Philpott said, "We wanted to see if their smell and taste test scores could help discriminate between Covid-19 patients and those with a heavy cold. We know that Covid-19 behaves differently to other respiratory viruses, for example by causing the body's immune system to over-react, known as a cytokine storm, and by affecting the nervous system. So we suspected that patterns of smell loss would differ between the two groups. We found that smell loss was much more profound in the Covid-19 patents. They were less able to identify smells, and they were not able to identify bitter or sweet tastes. In fact it was this loss of true taste which seemed to be present in the Covid-19 patients compared to those with a cold.
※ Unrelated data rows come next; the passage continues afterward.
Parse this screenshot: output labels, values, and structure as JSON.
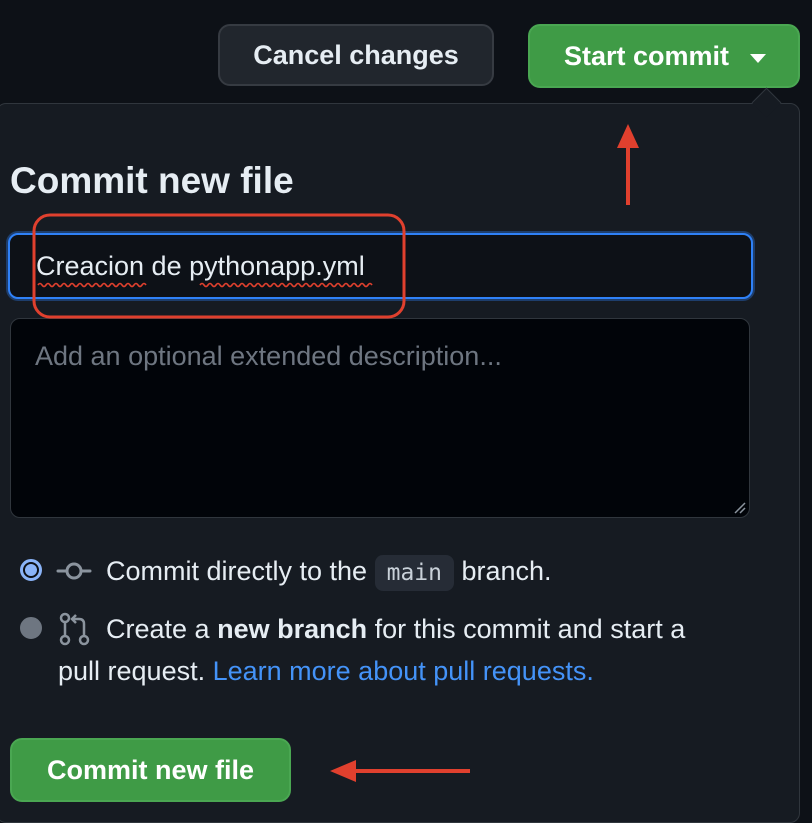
{
  "header": {
    "cancel_label": "Cancel changes",
    "start_commit_label": "Start commit"
  },
  "commit": {
    "title": "Commit new file",
    "summary_value": "Creacion de pythonapp.yml",
    "description_placeholder": "Add an optional extended description...",
    "option_direct": {
      "prefix": "Commit directly to the",
      "branch": "main",
      "suffix": "branch.",
      "selected": true
    },
    "option_new_branch": {
      "prefix": "Create a",
      "bold": "new branch",
      "suffix_line1": "for this commit and start a",
      "line2_text": "pull request.",
      "link_text": "Learn more about pull requests.",
      "selected": false
    },
    "submit_label": "Commit new file"
  },
  "colors": {
    "background": "#0d1117",
    "panel": "#161b22",
    "primary_button": "#3f9b46",
    "focus_border": "#2f81f7",
    "link": "#4493f8",
    "annotation": "#e0402e"
  }
}
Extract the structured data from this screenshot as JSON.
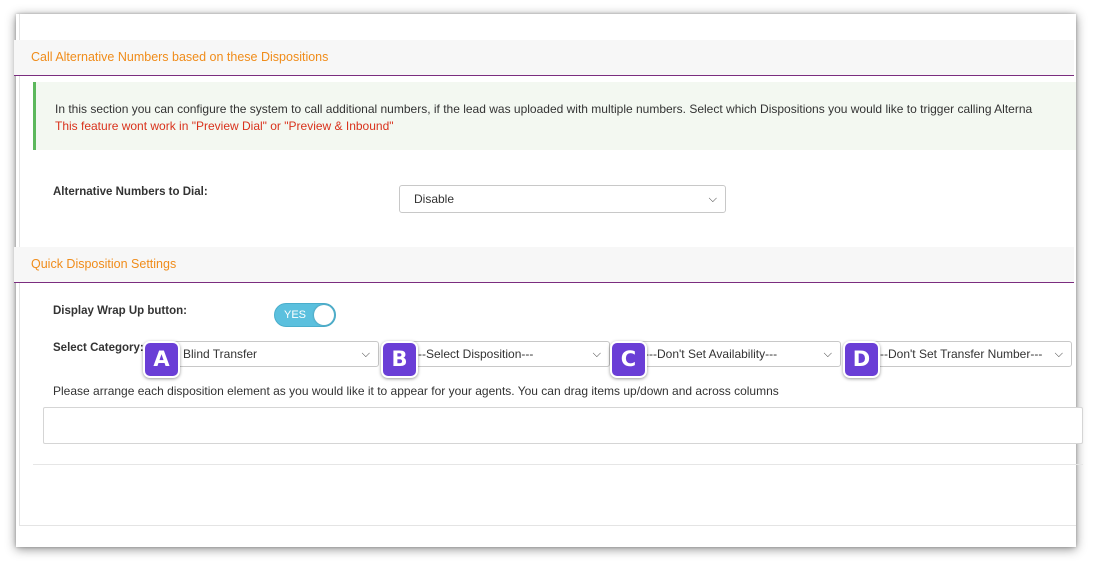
{
  "sections": {
    "alt_numbers": {
      "title": "Call Alternative Numbers based on these Dispositions"
    },
    "quick_dispo": {
      "title": "Quick Disposition Settings"
    }
  },
  "alert": {
    "info": "In this section you can configure the system to call additional numbers, if the lead was uploaded with multiple numbers. Select which Dispositions you would like to trigger calling Alterna",
    "warning": "This feature wont work in \"Preview Dial\" or \"Preview & Inbound\""
  },
  "alt_dial": {
    "label": "Alternative Numbers to Dial:",
    "value": "Disable"
  },
  "wrap_up": {
    "label": "Display Wrap Up button:",
    "toggle_text": "YES",
    "enabled": true
  },
  "category": {
    "label": "Select Category:",
    "selects": [
      {
        "badge": "A",
        "value": "Blind Transfer"
      },
      {
        "badge": "B",
        "value": "---Select Disposition---"
      },
      {
        "badge": "C",
        "value": "---Don't Set Availability---"
      },
      {
        "badge": "D",
        "value": "---Don't Set Transfer Number---"
      }
    ]
  },
  "arrange_note": "Please arrange each disposition element as you would like it to appear for your agents. You can drag items up/down and across columns",
  "colors": {
    "accent_orange": "#f08c1a",
    "divider_purple": "#7b2d7f",
    "badge_purple": "#6a3ed6",
    "toggle_blue": "#5bc0de"
  }
}
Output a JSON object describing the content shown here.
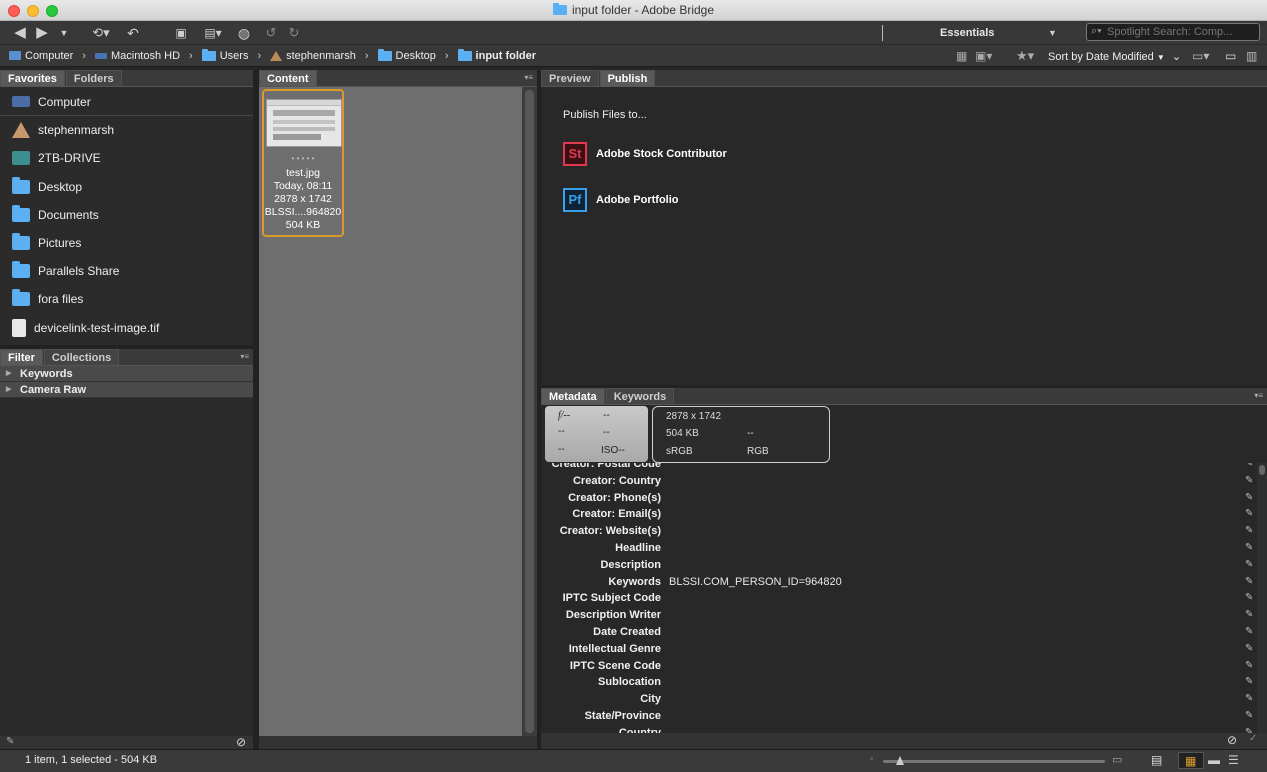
{
  "window": {
    "title": "input folder - Adobe Bridge"
  },
  "toolbar": {
    "workspace": "Essentials",
    "search_placeholder": "Spotlight Search: Comp..."
  },
  "path": [
    {
      "label": "Computer",
      "icon": "computer-icon"
    },
    {
      "label": "Macintosh HD",
      "icon": "drive-icon"
    },
    {
      "label": "Users",
      "icon": "folder-icon"
    },
    {
      "label": "stephenmarsh",
      "icon": "home-icon"
    },
    {
      "label": "Desktop",
      "icon": "folder-icon"
    },
    {
      "label": "input folder",
      "icon": "folder-icon"
    }
  ],
  "sort_label": "Sort by Date Modified",
  "left_tabs": {
    "favorites": "Favorites",
    "folders": "Folders"
  },
  "favorites": [
    {
      "label": "Computer",
      "icon": "computer"
    },
    {
      "label": "stephenmarsh",
      "icon": "home"
    },
    {
      "label": "2TB-DRIVE",
      "icon": "drive"
    },
    {
      "label": "Desktop",
      "icon": "folder"
    },
    {
      "label": "Documents",
      "icon": "folder"
    },
    {
      "label": "Pictures",
      "icon": "folder"
    },
    {
      "label": "Parallels Share",
      "icon": "folder"
    },
    {
      "label": "fora files",
      "icon": "folder"
    },
    {
      "label": "devicelink-test-image.tif",
      "icon": "file"
    }
  ],
  "filter_tabs": {
    "filter": "Filter",
    "collections": "Collections"
  },
  "filters": [
    "Keywords",
    "Camera Raw"
  ],
  "content": {
    "tab": "Content",
    "item": {
      "stars": "• • • • •",
      "name": "test.jpg",
      "date": "Today, 08:11",
      "dims": "2878 x 1742",
      "id": "BLSSI....964820",
      "size": "504 KB"
    }
  },
  "preview_tabs": {
    "preview": "Preview",
    "publish": "Publish"
  },
  "publish": {
    "heading": "Publish Files to...",
    "targets": [
      {
        "label": "Adobe Stock Contributor",
        "badge": "St",
        "color": "#e0384f"
      },
      {
        "label": "Adobe Portfolio",
        "badge": "Pf",
        "color": "#3aa0e8"
      }
    ]
  },
  "meta_tabs": {
    "metadata": "Metadata",
    "keywords": "Keywords"
  },
  "camera_box": {
    "aperture": "f/--",
    "r1": "--",
    "r2a": "--",
    "r2b": "--",
    "r3a": "--",
    "iso": "ISO--"
  },
  "file_box": {
    "dims": "2878 x 1742",
    "size": "504 KB",
    "size_extra": "--",
    "profile": "sRGB",
    "mode": "RGB"
  },
  "metadata_rows": [
    {
      "label": "Creator: Postal Code",
      "value": ""
    },
    {
      "label": "Creator: Country",
      "value": ""
    },
    {
      "label": "Creator: Phone(s)",
      "value": ""
    },
    {
      "label": "Creator: Email(s)",
      "value": ""
    },
    {
      "label": "Creator: Website(s)",
      "value": ""
    },
    {
      "label": "Headline",
      "value": ""
    },
    {
      "label": "Description",
      "value": ""
    },
    {
      "label": "Keywords",
      "value": "BLSSI.COM_PERSON_ID=964820"
    },
    {
      "label": "IPTC Subject Code",
      "value": ""
    },
    {
      "label": "Description Writer",
      "value": ""
    },
    {
      "label": "Date Created",
      "value": ""
    },
    {
      "label": "Intellectual Genre",
      "value": ""
    },
    {
      "label": "IPTC Scene Code",
      "value": ""
    },
    {
      "label": "Sublocation",
      "value": ""
    },
    {
      "label": "City",
      "value": ""
    },
    {
      "label": "State/Province",
      "value": ""
    },
    {
      "label": "Country",
      "value": ""
    }
  ],
  "status": {
    "text": "1 item, 1 selected - 504 KB"
  }
}
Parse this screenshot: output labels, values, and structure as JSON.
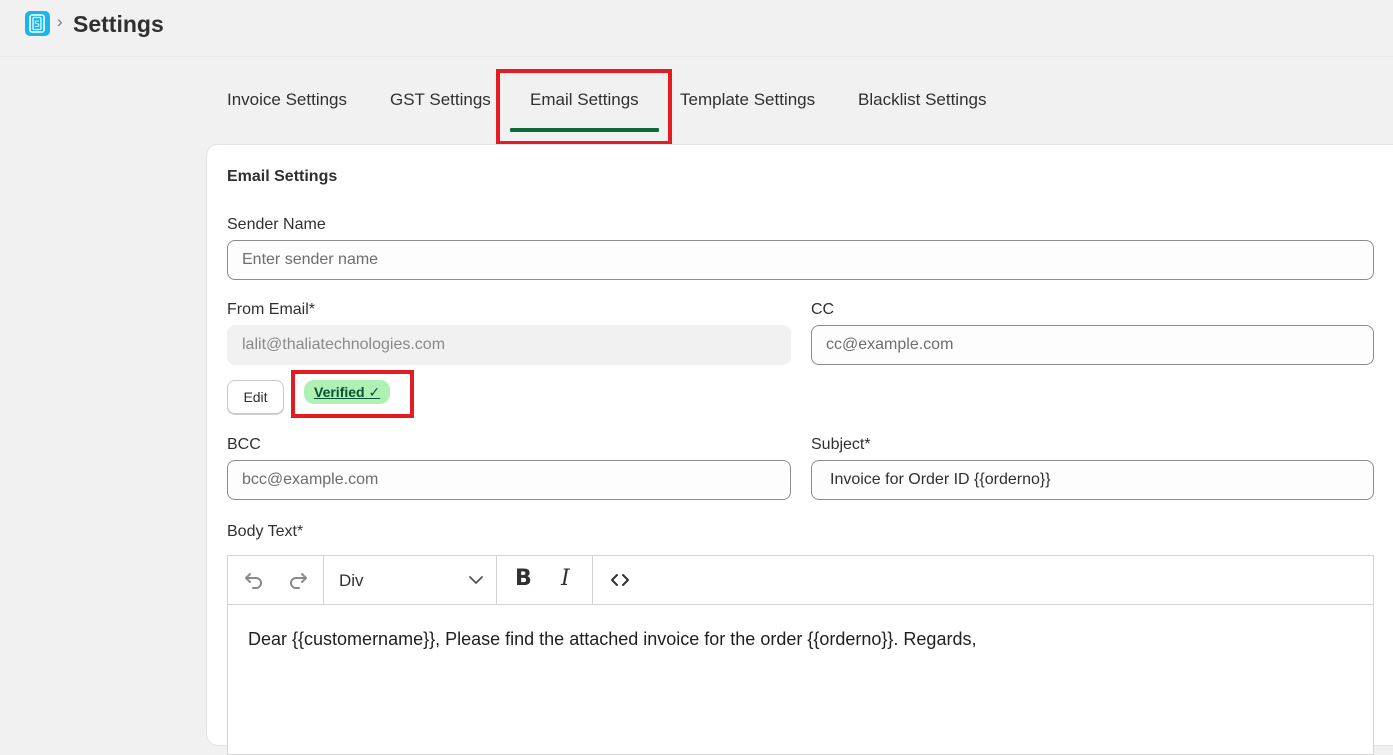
{
  "header": {
    "title": "Settings",
    "breadcrumb_separator": "›",
    "logo_icon": "app-logo-icon"
  },
  "tabs": [
    {
      "label": "Invoice Settings",
      "active": false
    },
    {
      "label": "GST Settings",
      "active": false
    },
    {
      "label": "Email Settings",
      "active": true
    },
    {
      "label": "Template Settings",
      "active": false
    },
    {
      "label": "Blacklist Settings",
      "active": false
    }
  ],
  "form": {
    "title": "Email Settings",
    "sender_name": {
      "label": "Sender Name",
      "placeholder": "Enter sender name",
      "value": ""
    },
    "from_email": {
      "label": "From Email*",
      "value": "lalit@thaliatechnologies.com"
    },
    "cc": {
      "label": "CC",
      "placeholder": "cc@example.com",
      "value": ""
    },
    "edit_label": "Edit",
    "verified_label": "Verified ✓",
    "bcc": {
      "label": "BCC",
      "placeholder": "bcc@example.com",
      "value": ""
    },
    "subject": {
      "label": "Subject*",
      "value": "Invoice for Order ID {{orderno}}"
    },
    "body": {
      "label": "Body Text*",
      "block_format": "Div",
      "content": "Dear {{customername}}, Please find the attached invoice for the order {{orderno}}. Regards,"
    }
  },
  "colors": {
    "active_tab_underline": "#0c6b35",
    "highlight": "#e31b23",
    "verified_badge_bg": "#aff0b5",
    "logo": "#19b6ec"
  }
}
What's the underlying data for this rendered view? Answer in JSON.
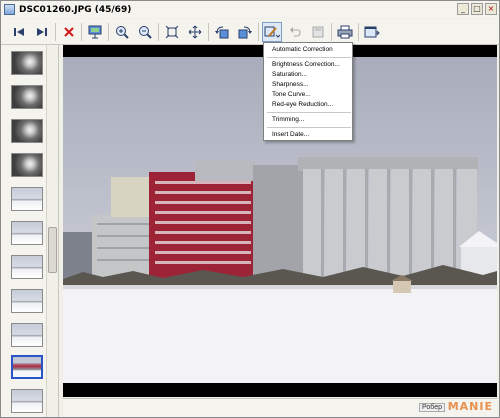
{
  "window": {
    "title": "DSC01260.JPG (45/69)",
    "controls": {
      "minimize": "_",
      "maximize": "□",
      "close": "×"
    }
  },
  "toolbar": {
    "buttons": [
      {
        "name": "first-image",
        "icon": "skip-to-start-icon"
      },
      {
        "name": "last-image",
        "icon": "skip-to-end-icon"
      },
      {
        "name": "delete",
        "icon": "red-x-icon"
      },
      {
        "name": "slideshow",
        "icon": "slideshow-icon"
      },
      {
        "name": "zoom-in",
        "icon": "zoom-in-icon"
      },
      {
        "name": "zoom-out",
        "icon": "zoom-out-icon"
      },
      {
        "name": "fit-window",
        "icon": "fit-window-icon"
      },
      {
        "name": "actual-size",
        "icon": "actual-size-icon"
      },
      {
        "name": "rotate-left",
        "icon": "rotate-left-icon"
      },
      {
        "name": "rotate-right",
        "icon": "rotate-right-icon"
      },
      {
        "name": "image-adjust",
        "icon": "image-adjust-icon"
      },
      {
        "name": "undo",
        "icon": "undo-icon"
      },
      {
        "name": "save",
        "icon": "save-icon"
      },
      {
        "name": "print",
        "icon": "printer-icon"
      },
      {
        "name": "close-viewer",
        "icon": "close-viewer-icon"
      }
    ]
  },
  "menu": {
    "items": [
      "Automatic Correction",
      "Brightness Correction...",
      "Saturation...",
      "Sharpness...",
      "Tone Curve...",
      "Red-eye Reduction...",
      "Trimming...",
      "Insert Date..."
    ]
  },
  "thumbnails": {
    "selected_index": 10,
    "items": [
      "dark",
      "dark",
      "dark",
      "dark",
      "snow",
      "snow",
      "snow",
      "snow",
      "snow",
      "snow",
      "city",
      "snow"
    ]
  },
  "statusbar": {
    "watermark_small": "Робеp",
    "watermark_big": "MANIE"
  },
  "colors": {
    "accent": "#2a55c8",
    "menu_border": "#7f7f7f",
    "photo_letterbox": "#000000"
  }
}
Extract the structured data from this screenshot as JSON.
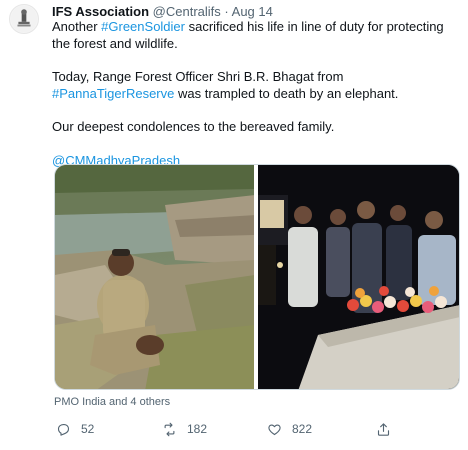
{
  "author": {
    "name": "IFS Association",
    "handle": "@Centralifs",
    "separator": "·",
    "date": "Aug 14"
  },
  "tweet": {
    "line1_prefix": "Another ",
    "hashtag1": "#GreenSoldier",
    "line1_suffix": " sacrificed his life in line of duty for protecting the forest and wildlife.",
    "line2_prefix": "Today, Range Forest Officer Shri B.R. Bhagat from ",
    "hashtag2": "#PannaTigerReserve",
    "line2_suffix": " was trampled to death by an elephant.",
    "line3": "Our deepest condolences to the bereaved family.",
    "mention": "@CMMadhyaPradesh"
  },
  "liked_by": "PMO India and 4 others",
  "actions": {
    "replies": "52",
    "retweets": "182",
    "likes": "822"
  },
  "colors": {
    "link": "#1b95e0",
    "secondary_text": "#536471"
  }
}
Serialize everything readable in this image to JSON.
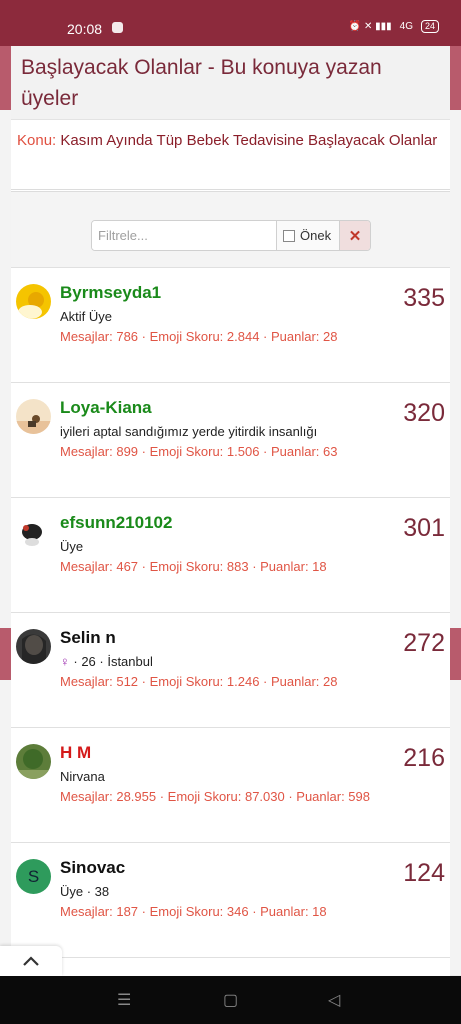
{
  "status": {
    "time": "20:08",
    "battery": "24",
    "network": "4G",
    "signal_icons": "⏰ ✕ ▮▮▮"
  },
  "modal": {
    "title": "Başlayacak Olanlar - Bu konuya yazan üyeler",
    "topic_label": "Konu:",
    "topic_title": "Kasım Ayında Tüp Bebek Tedavisine Başlayacak Olanlar"
  },
  "filter": {
    "placeholder": "Filtrele...",
    "prefix_label": "Önek",
    "clear_icon": "✕"
  },
  "members": [
    {
      "name": "Byrmseyda1",
      "subtitle": "Aktif Üye",
      "stats": "Mesajlar: 786 · Emoji Skoru: 2.844 · Puanlar: 28",
      "count": "335"
    },
    {
      "name": "Loya-Kiana",
      "subtitle": "iyileri aptal sandığımız yerde yitirdik insanlığı",
      "stats": "Mesajlar: 899 · Emoji Skoru: 1.506 · Puanlar: 63",
      "count": "320"
    },
    {
      "name": "efsunn210102",
      "subtitle": "Üye",
      "stats": "Mesajlar: 467 · Emoji Skoru: 883 · Puanlar: 18",
      "count": "301"
    },
    {
      "name": "Selin n",
      "subtitle_symbol": "♀",
      "subtitle": "· 26 · İstanbul",
      "stats": "Mesajlar: 512 · Emoji Skoru: 1.246 · Puanlar: 28",
      "count": "272"
    },
    {
      "name": "H M",
      "subtitle": "Nirvana",
      "stats": "Mesajlar: 28.955 · Emoji Skoru: 87.030 · Puanlar: 598",
      "count": "216"
    },
    {
      "name": "Sinovac",
      "avatar_letter": "S",
      "subtitle": "Üye · 38",
      "stats": "Mesajlar: 187 · Emoji Skoru: 346 · Puanlar: 18",
      "count": "124"
    }
  ],
  "colors": {
    "accent": "#7a2a3a",
    "stat": "#e05545",
    "green_name": "#1a8a1a",
    "red_name": "#d41a1a"
  },
  "nav": {
    "menu_icon": "☰",
    "home_icon": "▢",
    "back_icon": "◁",
    "scroll_top_icon": "chevron-up"
  }
}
This is very exciting because it means that smell and taste tests could be used to discriminate between Covid-19 patients and people with a regular cold or flu. Although such tests could not replace formal diagnostic tools such as throat swabs, they could provide an alternative when conventional tests are not available or when rapid screening is needed - particularly at the level of primary care, in emergency departments or at airports. This research also shows that there are altogether different things going on when it comes to smell and taste loss for Covid-10 patients, compared to those with a bad cold."
He adds, "It has previously been suggested that the Covid-19 virus affects the central nervous system, based on the neurological signs developed by some patients. There are also similarities with SARS, which has also been reported to enter the brain, possibly via smell receptors in the nose. Our results reflect, at least to some extent, a specific involvement at the level of central nervous system in some COVID-19 patients. It is particularly interesting that Covid-19 seems to particularly affect sweet and bitter taste receptors, because these are known to play an important role in innate immunity. More research is needed to see whether genetic variation in people's bitter and sweet taste receptors might predispose them to Covid-19, or conversely, whether Covid-19 infection changes how these receptors function, either directly or through a cytokine storm - the over-reaction of the body's immune system."
This research was led by the Cliniques Universitaires Saint-Luc (Belgium), Université catholique de Louvain (Belgium) in collaboration with researchers at University of East Anglia/The Norfolk Smell and Taste Clinic at the James Paget University Hospital (UK), Aristotle University (Greece), Acibadem Taksim Hospital in Istanbul (Turkey), Biruni University (Turkey) and University Hospital of Foggia (Italy).
'Comparison of COVID-19 and Common Cold Chemosensory Dysfunction' is published in the journal Rhinology on Aug. 19, 2020.
Source: University of East Anglia